That didn’t take long. Only a year and a half after launching, General Motors is “hitting the pause button” on their luxury car subscription service, Book by Cadillac. Originally available in three metro areas; New York, New York, Dallas, Texas, and Los Angeles, California, Book by Cadillac will cease operations on December 1st, 2018.
This shouldn’t come as too much of a surprise. If you’ve ever brought a new product to market, or attempted to resegment an existing market, you know it’s incredibly challenging to gain adoption. Why should consumers change their habits for your new offering? Answering that question is undoubtedly tough.
If you’re unfamiliar with Book by Cadillac you’re not alone (that may be part of the reason it’s shutting down). We recently provided an overview review of the $1,800/mo luxury car subscription service here. The service offered its members access to a fleet of Cadillac vehicles for a monthly fee. However, after a yearlong pilot General Motors decided to end the program.
As originally reported by the Wall Street Journal, a General Motors spokesperson was quoted as saying, “we are hitting the pause button for a brief time to make some tweaks to Book [by Cadillac] based on our learnings,” suggesting that Book by Cadillac will be back in the near future.
Here at Car Subscription Reviews we see three key takeaways from General Motors pilot of Book by Cadillac:
- No pain, no gain;
- Unclear target market;
- Managing a subscription service is hard.
This is what can be learned from General Motors pilot of Book by Cadillac.
No pain, no gain
What problem does Book by Cadillac solve? Movement. Just like your car, your bike, or your Lyft account, Book by Cadillac set out to help move individuals from point a to point b. The issue Book by Cadillac faced was that it wasn’t much better than the existing options.
95% of Americans own a car. That means 95% of Book’s target market have a solution to their movement problem. There are of course benefits that come from movement alternatives. Ride-share provides the convenience of not having to drive (you’re the passenger), scooters and bikes allow you to avoid traffic jams, and walking is a tried and tested way to navigate short distances in a way that immerses you in your surroundings.
What added benefit did Book (especially at it’s price point) bring to the table?
With nearly a third of all cars being leased in the United States, Cadillac was up against stiff competition. What incentive does a consumer who has leased a car have to transition to Book by Cadillac? It certainly isn’t saving money. Leasing a Cadillac Escalade for three years would cost around $49,000, Edmunds estimates. The cost of subscribing to Cadillac’s Book service over that period would top $64,000.

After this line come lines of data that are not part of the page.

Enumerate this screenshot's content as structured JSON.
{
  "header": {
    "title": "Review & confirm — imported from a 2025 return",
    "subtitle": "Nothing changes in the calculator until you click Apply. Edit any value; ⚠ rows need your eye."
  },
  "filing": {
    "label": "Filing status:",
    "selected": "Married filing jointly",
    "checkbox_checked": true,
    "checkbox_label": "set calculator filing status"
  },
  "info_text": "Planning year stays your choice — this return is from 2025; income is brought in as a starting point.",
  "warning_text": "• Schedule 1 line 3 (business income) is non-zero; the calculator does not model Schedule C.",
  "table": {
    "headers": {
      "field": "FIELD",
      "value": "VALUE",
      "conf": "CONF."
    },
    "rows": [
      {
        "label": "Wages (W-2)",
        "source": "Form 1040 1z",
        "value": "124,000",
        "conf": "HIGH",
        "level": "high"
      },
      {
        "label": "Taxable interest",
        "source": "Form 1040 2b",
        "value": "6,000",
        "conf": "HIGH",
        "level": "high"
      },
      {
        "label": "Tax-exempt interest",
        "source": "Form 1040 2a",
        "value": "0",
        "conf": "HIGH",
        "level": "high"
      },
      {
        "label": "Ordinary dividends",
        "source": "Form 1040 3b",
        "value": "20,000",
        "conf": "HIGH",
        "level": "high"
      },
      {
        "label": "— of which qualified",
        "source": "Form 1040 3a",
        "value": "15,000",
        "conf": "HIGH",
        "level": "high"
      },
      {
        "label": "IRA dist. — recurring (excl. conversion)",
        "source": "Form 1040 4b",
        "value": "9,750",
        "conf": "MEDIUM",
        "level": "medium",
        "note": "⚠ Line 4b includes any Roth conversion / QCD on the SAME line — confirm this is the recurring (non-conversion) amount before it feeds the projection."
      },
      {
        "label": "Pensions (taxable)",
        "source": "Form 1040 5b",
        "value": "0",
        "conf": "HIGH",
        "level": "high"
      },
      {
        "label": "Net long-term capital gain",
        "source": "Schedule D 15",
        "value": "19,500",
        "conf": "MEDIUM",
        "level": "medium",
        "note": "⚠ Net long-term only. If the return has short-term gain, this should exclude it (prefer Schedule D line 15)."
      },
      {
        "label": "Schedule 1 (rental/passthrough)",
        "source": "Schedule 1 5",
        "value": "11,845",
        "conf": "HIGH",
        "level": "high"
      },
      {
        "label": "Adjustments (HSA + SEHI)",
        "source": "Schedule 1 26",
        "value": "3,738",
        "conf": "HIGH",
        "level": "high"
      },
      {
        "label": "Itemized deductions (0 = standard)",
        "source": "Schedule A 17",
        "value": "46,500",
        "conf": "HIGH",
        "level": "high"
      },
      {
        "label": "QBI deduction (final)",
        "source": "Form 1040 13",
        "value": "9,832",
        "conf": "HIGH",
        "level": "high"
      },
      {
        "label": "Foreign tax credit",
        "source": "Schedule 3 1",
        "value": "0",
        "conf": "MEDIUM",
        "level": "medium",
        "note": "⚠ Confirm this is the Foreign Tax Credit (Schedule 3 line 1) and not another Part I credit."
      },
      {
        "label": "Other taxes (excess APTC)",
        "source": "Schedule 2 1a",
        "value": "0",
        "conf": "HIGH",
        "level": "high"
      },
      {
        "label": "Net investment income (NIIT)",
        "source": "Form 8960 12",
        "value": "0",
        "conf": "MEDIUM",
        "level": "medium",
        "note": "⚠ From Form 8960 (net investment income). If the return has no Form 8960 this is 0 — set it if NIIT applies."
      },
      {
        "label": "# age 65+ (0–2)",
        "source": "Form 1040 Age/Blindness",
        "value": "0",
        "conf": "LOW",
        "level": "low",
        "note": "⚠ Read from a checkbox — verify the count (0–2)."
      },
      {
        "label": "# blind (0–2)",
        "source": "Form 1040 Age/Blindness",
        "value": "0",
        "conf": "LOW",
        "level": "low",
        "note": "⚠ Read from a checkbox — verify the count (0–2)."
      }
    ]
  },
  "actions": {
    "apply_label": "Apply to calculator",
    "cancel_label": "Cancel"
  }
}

If movement is the problem Cadillac is trying to solve, they did a poor job differentiating their service from existing solutions.
Unclear target market
Who was supposed to get excited about Book by Cadillac? At $1,800/mo the subscription service was out of reach for most all consumers.
The average monthly car payment for a new car is $515. Add in insurance and you’re looking at a sub $600 monthly payment. Book by Cadillac offered you access to a fleet of vehicles for 3 times that price. Sure, you didn’t have to maintain the car or pay insurance, but a 3 times increase made the service unreasonable for the majority of Americans.
That was done on purpose though, Book by Cadillac was intended for the affluent and wealthy. However, think back to the statistic that 95% of Americans own a car. Who actually was Book by Cadillac trying to convert to their subscription service? That answer seems more and more nebulous the deeper you dig in.
Managing a subscription service is hard
In addition to the gaps Book by Cadillac faced on the consumer facing side of the business, General Motors faced the challenge of running a subscription service. General Motors and Cadillac are great at doing a few things, mainly making cars. The transition from car manufacturer to subscription service operator can’t happen overnight no matter how great of a team you put together.
Book by Cadillac offered 18 “swaps” annually. The logistics of managing their fleet proved more challenging and expensive then originally forecast. When Book by Cadillac inevitably comes back to market don’t be surprised if they partner with a standalone company like Clutch or Flexdrive to assist with operating the service.
What it means for the industry
Ramifications from General Motors decision to suspend Book by Cadillac have yet to be felt. Will other manufacturers do the same? What does the future of car ownership and car subscription look like? It’s too soon to know.
However, what General Motors is doing makes sense. Pilot, learn, iterate, and test again. That seems to be their approach when it comes to car subscription services, and that gives us hope that their next iteration of Book will be a better, more valuable offer to consumers.